A ‘painting a day’, back in 2013, was the aim for Lorraine Loots, miniaturist artist, wife and mom. That ‘small project’ 365 Paintings for Ants launched a career that’s been anything but small.

You’ve had a successful career thus far, why did you not want to pursue art as a career when you are naturally so talented?

I guess I just never believed I had it in me. I felt like there were certain boxes I’d need to tick to be able to be an artist, and I didn’t tick those. Also, I nearly failed Illustration at University so that wasn’t exactly a big confidence boost!

Which career were you hoping to pursue?

I really had no idea. I always envied the people around me with clear dreams, who could plot out their futures to an extent. I didn’t know that the career I’d end up in (an Instagramming miniaturist) didn’t even exist back then.

You have a pretty big following on Instagram.
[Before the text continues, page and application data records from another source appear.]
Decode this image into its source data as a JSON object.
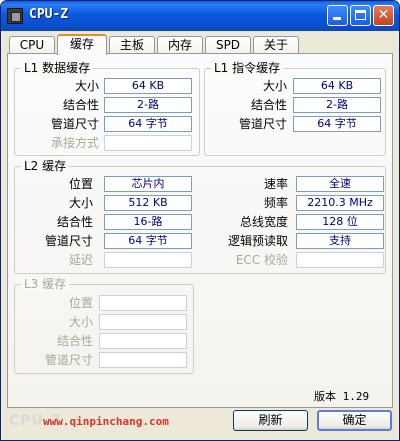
{
  "window": {
    "title": "CPU-Z"
  },
  "tabs": [
    "CPU",
    "缓存",
    "主板",
    "内存",
    "SPD",
    "关于"
  ],
  "active_tab": "缓存",
  "l1_data": {
    "title": "L1 数据缓存",
    "rows": [
      {
        "label": "大小",
        "value": "64 KB"
      },
      {
        "label": "结合性",
        "value": "2-路"
      },
      {
        "label": "管道尺寸",
        "value": "64 字节"
      },
      {
        "label": "承接方式",
        "value": ""
      }
    ]
  },
  "l1_inst": {
    "title": "L1 指令缓存",
    "rows": [
      {
        "label": "大小",
        "value": "64 KB"
      },
      {
        "label": "结合性",
        "value": "2-路"
      },
      {
        "label": "管道尺寸",
        "value": "64 字节"
      }
    ]
  },
  "l2": {
    "title": "L2 缓存",
    "left": [
      {
        "label": "位置",
        "value": "芯片内"
      },
      {
        "label": "大小",
        "value": "512 KB"
      },
      {
        "label": "结合性",
        "value": "16-路"
      },
      {
        "label": "管道尺寸",
        "value": "64 字节"
      },
      {
        "label": "延迟",
        "value": ""
      }
    ],
    "right": [
      {
        "label": "速率",
        "value": "全速"
      },
      {
        "label": "频率",
        "value": "2210.3 MHz"
      },
      {
        "label": "总线宽度",
        "value": "128 位"
      },
      {
        "label": "逻辑预读取",
        "value": "支持"
      },
      {
        "label": "ECC 校验",
        "value": ""
      }
    ]
  },
  "l3": {
    "title": "L3 缓存",
    "rows": [
      {
        "label": "位置",
        "value": ""
      },
      {
        "label": "大小",
        "value": ""
      },
      {
        "label": "结合性",
        "value": ""
      },
      {
        "label": "管道尺寸",
        "value": ""
      }
    ]
  },
  "footer": {
    "version": "版本 1.29",
    "watermark": "CPU-Z",
    "url": "www.qinpinchang.com",
    "refresh_label": "刷新",
    "ok_label": "确定"
  }
}
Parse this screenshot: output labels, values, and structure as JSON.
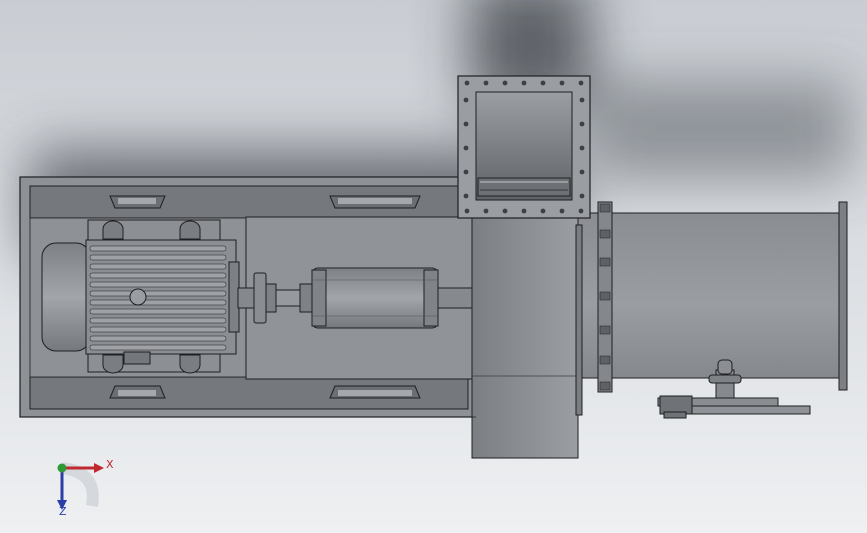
{
  "viewport": {
    "background_top": "#cfd3d8",
    "background_bottom": "#eef0f2",
    "shadow_color": "#3c4048"
  },
  "model": {
    "name": "",
    "body_color": "#8f9296",
    "dark_color": "#6f7276",
    "edge_color": "#1e1f22",
    "highlight_color": "#b3b6ba",
    "parts": [
      {
        "id": "base-frame",
        "label": ""
      },
      {
        "id": "motor",
        "label": ""
      },
      {
        "id": "coupling",
        "label": ""
      },
      {
        "id": "bearing-housing",
        "label": ""
      },
      {
        "id": "fan-housing",
        "label": ""
      },
      {
        "id": "inlet-flange",
        "label": ""
      },
      {
        "id": "outlet-duct",
        "label": ""
      },
      {
        "id": "drain-valve",
        "label": ""
      }
    ]
  },
  "triad": {
    "x_label": "X",
    "z_label": "Z",
    "x_color": "#c0282d",
    "y_color": "#2f9a35",
    "z_color": "#2b3ea8"
  }
}
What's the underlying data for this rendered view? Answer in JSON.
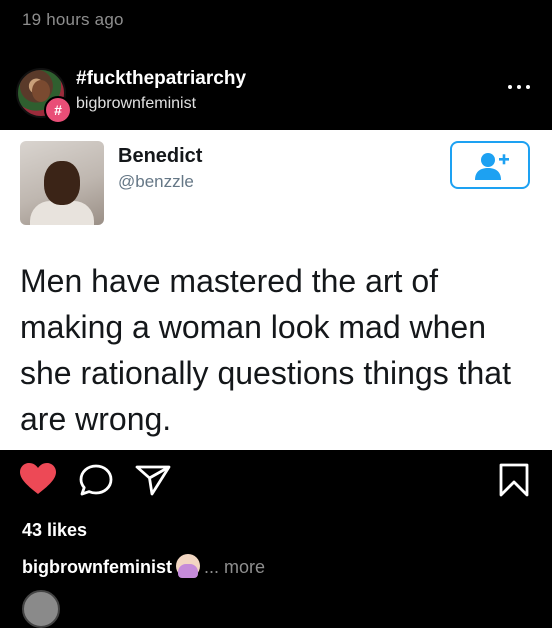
{
  "post": {
    "timestamp": "19 hours ago",
    "hashtag": "#fuckthepatriarchy",
    "hashtag_badge": "#",
    "account": "bigbrownfeminist",
    "likes": "43 likes",
    "caption_user": "bigbrownfeminist",
    "caption_more": "... more"
  },
  "tweet": {
    "name": "Benedict",
    "handle": "@benzzle",
    "text": "Men have mastered the art of making a woman look mad when she rationally questions things that are wrong."
  },
  "icons": {
    "header": "more-options-icon",
    "follow": "add-user-icon",
    "actions": [
      "heart-icon",
      "comment-icon",
      "share-icon",
      "bookmark-icon"
    ],
    "caption_emoji": "person-gesturing-no-emoji"
  },
  "colors": {
    "background": "#000000",
    "heart": "#ed4956",
    "hashtag_badge": "#e94e77",
    "twitter_blue": "#1da1f2",
    "muted_text": "#8e8e8e"
  }
}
Do you ever feel overwhelmed by it or have Imposter Syndrome?

I can’t remember the last time I didn’t feel overwhelmed by all of it! The messages, the emails, the orders, comments, all of it. I find it incredibly overwhelming and hard to believe this is my reality. So yes, definitely a bit of Imposter Syndrome going on over here.

You have exhibited in places like New York, Singapore, Sydney (to name but a few). Do you have a dream location where you would like to exhibit one day?


How do you balance your personal and professional life?

I don’t! I think the idea of balance is a myth (see: The Four Burners Theory). As a mom I constantly feel pulled in many different directions. I’m also horrific at multi-tasking, so the best I can do is just try to be as present as possible in whatever I’m doing at any moment in time. That’s hard enough as it is, never mind trying to have it all in perfect balance. That said, I’m lucky to have a lot of help, and have built in layers of support. My husband’s company, Artist Admin, handles every last bit of the administrative part of my business (scanning, printing, framing, shipping, client liaison, website building and management, all of it).

I literally just need to paint and sign prints, books and posters. That way I can spend the rest of my time being a mom, wife, and just my own individual human. We have a fantastic nanny, my parents are wonderful hands-on grandparents and my husband and I split parenting and household things 50/50 (or as close as possible!).

In what ways has motherhood changed you?

In every way. Motherhood has been really hard for me, so it’s forced me to do a lot of work – processing childhood/ generational trauma, learning how to be emotionally aware and in tune with my child – the tough stuff, you know. I’ve also had to learn to be incredibly intentional with my time. I could write a whole book on this question, but those are the things that come to mind.

A few years ago (2017) you road-tripped with your family across the US. How was that? Did that experience teach you anything?

Yes – that a road trip across a country with a 1-year-old is a bad idea! My husband would disagree with that but at the time I was unknowingly dealing with raging anxiety, putting WAY too much pressure on myself, taking too much on. It’s very hard to enjoy yourself with all of that going on. That said, it was definitely one of the most incredible experiences of my life and I’m really grateful for everything I got to see and learn.

Share three lessons with the readers the pandemic has taught you.

This is going to sound cheesy, but the whole “live in the moment” thing has become very real for me. I’ve gone from someone who likes to plan far in advance to someone with a blank calendar. Especially when it comes to things like travel, exhibitions etc. I think if you want to do something, do it ASAP, while you can. You never know what variant’s going to be discovered tomorrow.

Your paintings are on such a small scale yet so detailed. What are the challenges compared to creating art on a bigger scale?

The only challenges for me would be the amount of strain it puts on my eyes and body. Other than that it’s a dream. I need very few materials and can easily take my work everywhere. I love that.

Whose artwork would you like to own?

Zandile Shabalala, Kirsten Sims, Banele Khoza, Nelson Makamo, Zarah Cassim.

What are you currently working on and are there any upcoming exhibitions?

I have just exhibited in Paris for Small is Beautiful and will potentially be showing elsewhere in Europe and/or the US this year (2022).

Who would you like to collaborate with?

Ron Mueck.

What has been your biggest highlight thus far?

Probably my first international show in New York in 2015. Or my first ever solo show in Cape Town in 2014? Or being invited to exhibit alongside some of the world’s most brilliant miniaturists in Paris? There are so many. Everything feels like a bonus because I wasn’t expecting any of it.

Connect with the artist:

Instagram: @lorraineloots

Website: www.lorraineloots.com

Written by Candice Esben, interview conducted in 2022